[THE TASK]: Show me every line in the listing that has the word "swatch".

[RECORDS SHOWN]:
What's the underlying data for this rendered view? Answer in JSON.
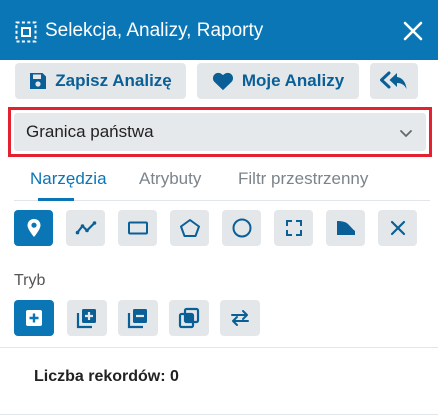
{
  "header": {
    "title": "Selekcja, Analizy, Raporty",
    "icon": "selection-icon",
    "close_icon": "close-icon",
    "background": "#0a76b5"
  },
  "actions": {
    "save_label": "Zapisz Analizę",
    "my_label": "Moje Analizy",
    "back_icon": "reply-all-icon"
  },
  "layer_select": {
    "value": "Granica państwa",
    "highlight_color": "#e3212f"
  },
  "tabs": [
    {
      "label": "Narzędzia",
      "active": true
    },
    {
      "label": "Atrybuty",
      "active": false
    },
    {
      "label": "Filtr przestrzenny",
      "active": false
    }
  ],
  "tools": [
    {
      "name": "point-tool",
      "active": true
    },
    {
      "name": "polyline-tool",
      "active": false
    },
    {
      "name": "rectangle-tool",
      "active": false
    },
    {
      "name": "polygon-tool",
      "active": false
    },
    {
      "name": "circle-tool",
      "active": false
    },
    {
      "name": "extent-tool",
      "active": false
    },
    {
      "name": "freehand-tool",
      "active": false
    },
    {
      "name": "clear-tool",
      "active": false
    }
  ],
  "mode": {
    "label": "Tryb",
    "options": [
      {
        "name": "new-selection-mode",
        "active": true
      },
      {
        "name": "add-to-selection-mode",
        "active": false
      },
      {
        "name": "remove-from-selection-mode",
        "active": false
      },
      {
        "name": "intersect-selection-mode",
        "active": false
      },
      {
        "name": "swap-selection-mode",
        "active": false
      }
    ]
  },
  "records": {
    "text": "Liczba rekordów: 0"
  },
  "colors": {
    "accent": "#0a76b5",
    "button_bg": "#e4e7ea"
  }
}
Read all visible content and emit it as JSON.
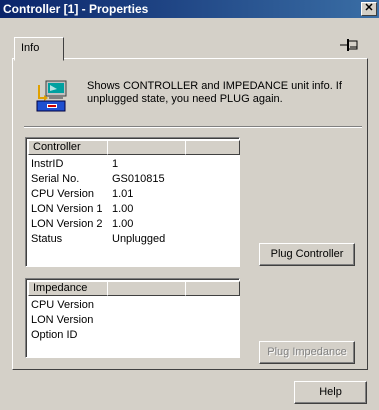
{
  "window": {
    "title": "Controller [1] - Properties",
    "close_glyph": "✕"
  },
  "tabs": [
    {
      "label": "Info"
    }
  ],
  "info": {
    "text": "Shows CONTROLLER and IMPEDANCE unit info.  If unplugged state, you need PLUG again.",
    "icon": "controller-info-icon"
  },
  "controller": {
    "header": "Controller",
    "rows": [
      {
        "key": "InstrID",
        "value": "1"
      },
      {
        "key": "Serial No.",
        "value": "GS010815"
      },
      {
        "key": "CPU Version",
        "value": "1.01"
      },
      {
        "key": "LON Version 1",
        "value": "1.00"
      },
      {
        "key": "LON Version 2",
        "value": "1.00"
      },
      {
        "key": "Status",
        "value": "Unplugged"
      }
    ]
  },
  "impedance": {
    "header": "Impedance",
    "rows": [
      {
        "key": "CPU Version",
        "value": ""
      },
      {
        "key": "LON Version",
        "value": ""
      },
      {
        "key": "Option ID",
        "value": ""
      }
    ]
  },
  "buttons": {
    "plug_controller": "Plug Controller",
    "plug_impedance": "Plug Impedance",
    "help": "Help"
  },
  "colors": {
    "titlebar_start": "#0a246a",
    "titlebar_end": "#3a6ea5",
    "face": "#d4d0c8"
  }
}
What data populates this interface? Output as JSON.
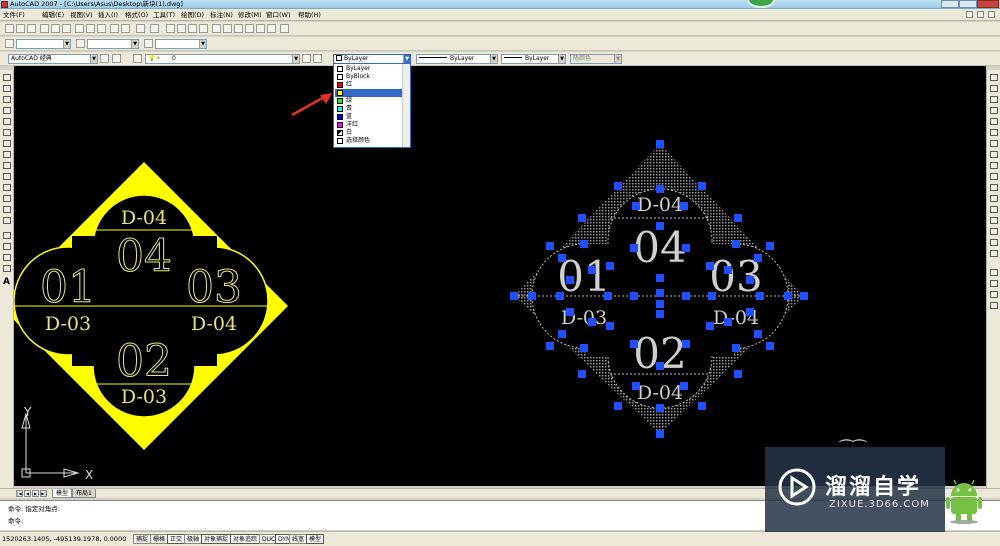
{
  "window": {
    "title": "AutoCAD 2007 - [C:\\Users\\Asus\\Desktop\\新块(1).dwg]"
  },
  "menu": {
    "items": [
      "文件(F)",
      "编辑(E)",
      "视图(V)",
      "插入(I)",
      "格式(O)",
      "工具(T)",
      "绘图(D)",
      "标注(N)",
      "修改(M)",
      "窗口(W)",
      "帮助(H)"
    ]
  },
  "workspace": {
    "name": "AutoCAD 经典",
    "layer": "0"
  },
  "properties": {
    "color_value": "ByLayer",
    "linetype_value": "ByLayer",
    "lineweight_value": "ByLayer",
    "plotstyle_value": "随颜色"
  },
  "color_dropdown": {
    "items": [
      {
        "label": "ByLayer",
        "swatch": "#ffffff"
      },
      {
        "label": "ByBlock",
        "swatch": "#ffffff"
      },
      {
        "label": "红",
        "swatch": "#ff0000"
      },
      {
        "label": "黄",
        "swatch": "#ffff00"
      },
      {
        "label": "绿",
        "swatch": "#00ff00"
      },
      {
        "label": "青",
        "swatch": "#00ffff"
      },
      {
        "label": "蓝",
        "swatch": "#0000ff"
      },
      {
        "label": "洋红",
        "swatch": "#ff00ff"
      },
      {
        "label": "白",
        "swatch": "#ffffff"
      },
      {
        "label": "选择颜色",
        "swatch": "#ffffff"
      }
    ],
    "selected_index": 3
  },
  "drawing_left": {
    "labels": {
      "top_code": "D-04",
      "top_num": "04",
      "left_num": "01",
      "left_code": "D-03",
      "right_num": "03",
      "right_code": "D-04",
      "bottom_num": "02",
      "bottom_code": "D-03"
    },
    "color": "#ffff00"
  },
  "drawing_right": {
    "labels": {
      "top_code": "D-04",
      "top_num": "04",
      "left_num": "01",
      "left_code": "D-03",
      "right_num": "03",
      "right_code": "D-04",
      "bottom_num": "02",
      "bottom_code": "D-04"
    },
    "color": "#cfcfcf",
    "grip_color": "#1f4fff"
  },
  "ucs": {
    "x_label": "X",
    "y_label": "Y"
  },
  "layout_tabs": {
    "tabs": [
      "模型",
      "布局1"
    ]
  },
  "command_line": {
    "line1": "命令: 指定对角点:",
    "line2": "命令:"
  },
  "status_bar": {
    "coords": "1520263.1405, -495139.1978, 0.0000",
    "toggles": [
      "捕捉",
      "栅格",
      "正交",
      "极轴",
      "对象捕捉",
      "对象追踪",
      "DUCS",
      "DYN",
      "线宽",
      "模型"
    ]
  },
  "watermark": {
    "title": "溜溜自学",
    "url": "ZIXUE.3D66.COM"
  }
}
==
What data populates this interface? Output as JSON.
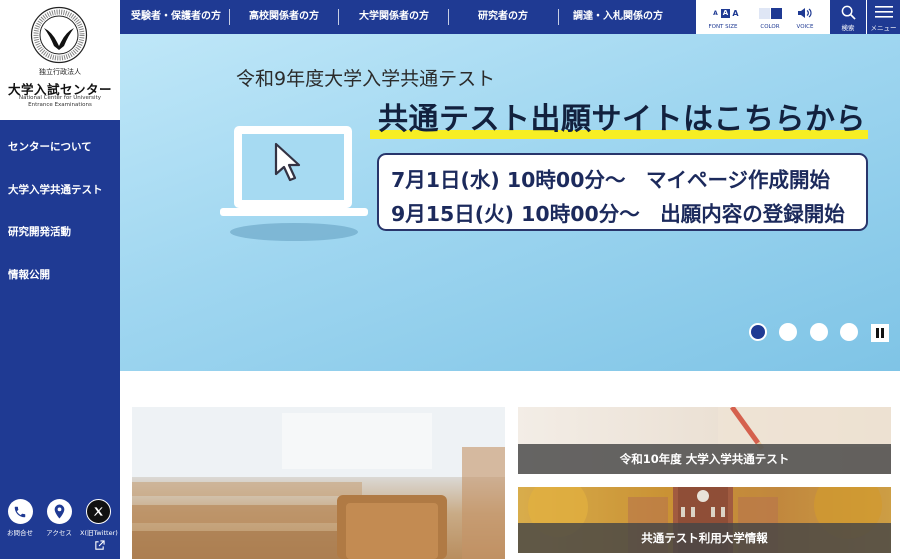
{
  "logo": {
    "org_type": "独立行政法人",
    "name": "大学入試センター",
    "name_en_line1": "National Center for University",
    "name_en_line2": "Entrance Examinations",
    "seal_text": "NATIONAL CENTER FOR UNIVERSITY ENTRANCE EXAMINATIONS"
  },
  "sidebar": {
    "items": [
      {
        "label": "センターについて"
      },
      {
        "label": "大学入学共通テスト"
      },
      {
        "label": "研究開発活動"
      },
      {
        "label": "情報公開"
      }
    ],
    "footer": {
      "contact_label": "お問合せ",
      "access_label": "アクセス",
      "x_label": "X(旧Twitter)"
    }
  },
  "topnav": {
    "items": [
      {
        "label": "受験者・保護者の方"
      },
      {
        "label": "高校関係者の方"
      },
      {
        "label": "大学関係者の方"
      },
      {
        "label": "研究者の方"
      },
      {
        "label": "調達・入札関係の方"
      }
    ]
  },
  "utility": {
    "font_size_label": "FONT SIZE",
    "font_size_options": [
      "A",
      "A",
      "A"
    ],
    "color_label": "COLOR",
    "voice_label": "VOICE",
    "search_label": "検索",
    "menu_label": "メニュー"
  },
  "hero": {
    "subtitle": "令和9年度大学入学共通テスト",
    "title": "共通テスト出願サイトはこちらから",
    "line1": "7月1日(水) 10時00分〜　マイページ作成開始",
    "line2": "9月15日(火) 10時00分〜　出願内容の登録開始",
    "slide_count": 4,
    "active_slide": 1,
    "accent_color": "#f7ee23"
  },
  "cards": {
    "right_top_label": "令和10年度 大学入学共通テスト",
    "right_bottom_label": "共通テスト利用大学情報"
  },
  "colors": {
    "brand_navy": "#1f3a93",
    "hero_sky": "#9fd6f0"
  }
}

[EXERCISE ANSWER]:
        "swatch": "#ffffff"
        "swatch": "#ffffff"
        "swatch": "#ff0000"
        "swatch": "#ffff00"
        "swatch": "#00ff00"
        "swatch": "#00ffff"
        "swatch": "#0000ff"
        "swatch": "#ff00ff"
        "swatch": "#ffffff"
        "swatch": "#ffffff"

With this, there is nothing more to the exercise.